Web page and app entries:
--------------------
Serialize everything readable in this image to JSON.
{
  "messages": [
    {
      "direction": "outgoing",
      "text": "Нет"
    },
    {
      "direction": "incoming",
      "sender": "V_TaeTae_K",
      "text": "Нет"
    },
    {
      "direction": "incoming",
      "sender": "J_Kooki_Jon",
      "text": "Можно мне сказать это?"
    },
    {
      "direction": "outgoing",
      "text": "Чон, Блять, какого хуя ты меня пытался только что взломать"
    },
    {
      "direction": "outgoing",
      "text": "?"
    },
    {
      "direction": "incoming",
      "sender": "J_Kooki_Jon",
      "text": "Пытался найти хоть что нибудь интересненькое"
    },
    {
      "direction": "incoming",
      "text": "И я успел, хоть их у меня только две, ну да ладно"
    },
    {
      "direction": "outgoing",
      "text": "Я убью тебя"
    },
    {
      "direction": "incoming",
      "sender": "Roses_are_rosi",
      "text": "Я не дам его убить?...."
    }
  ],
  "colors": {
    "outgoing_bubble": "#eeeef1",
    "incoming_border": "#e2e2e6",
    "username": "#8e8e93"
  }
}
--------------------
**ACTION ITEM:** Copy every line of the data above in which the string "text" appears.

**TASK RESPONSE:**
      "text": "Нет"
      "text": "Нет"
      "text": "Можно мне сказать это?"
      "text": "Чон, Блять, какого хуя ты меня пытался только что взломать"
      "text": "?"
      "text": "Пытался найти хоть что нибудь интересненькое"
      "text": "И я успел, хоть их у меня только две, ну да ладно"
      "text": "Я убью тебя"
      "text": "Я не дам его убить?...."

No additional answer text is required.